CHICAGO — The Chicago Fire Department is investigating after someone complained they saw a person get out of a firetruck to remove a Black Lives Matter banner on the city’s South Side.
The banner was located on a fence on 47th Street and Cornell Avenue. The witness who posted the complaint says the firetruck blocked the street on Saturday.
The woman says she got out of her vehicle and threw up her hands to ask why. She said the firefighters responded by blowing the horn loudly.
A press conference was held by retired firefighters in north Kenwood outside of Engine 45 in response to the incident.
They allege members of he firehouse ripped down that sign and they want them to be penalized.
Ezra McCann and other retired firefighters stood outside Engine 45 on Tuesday fired up over what happened. McCann over his years as a firefighter, he didn’t just fight fires, but also racism.
“We had to worry about how we were going to be promoted,” he said. “How we were going to be treated by our comrades.”
He said those comrades were almost always white.
“The City of Chicago is mandated to employ black firefighters, which has never been done,” he said.
WGN asked the department about that mandate, known as Appendix G and was told it couldn’t be upheld due to a court ruling. However, those at the press conference claim the African American community needs to be better represented within the fire department.
CFD issued the following statement:
“CFD has started an investigation into this claim and we will follow up vigorously to determine the exact circumstances that prompted this complaint. The conduct described in the allegation will not be tolerated by the Chicago Fire Department.”

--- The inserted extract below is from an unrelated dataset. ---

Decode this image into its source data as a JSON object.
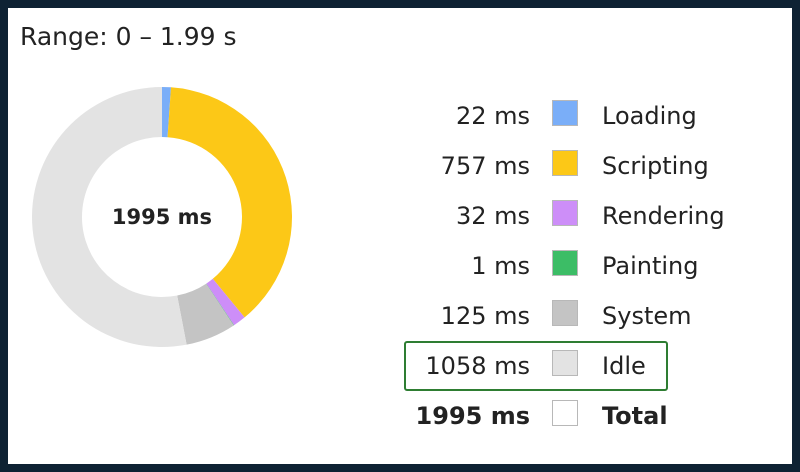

WGN was told that whomever was on that fire truck on Saturday was presented with the allegations against them Tuesday by internal affairs. They now have 72 hours from today to respond. A decision is expected on all of that in the next week or two. The penalities could potentially include some people losing their jobs.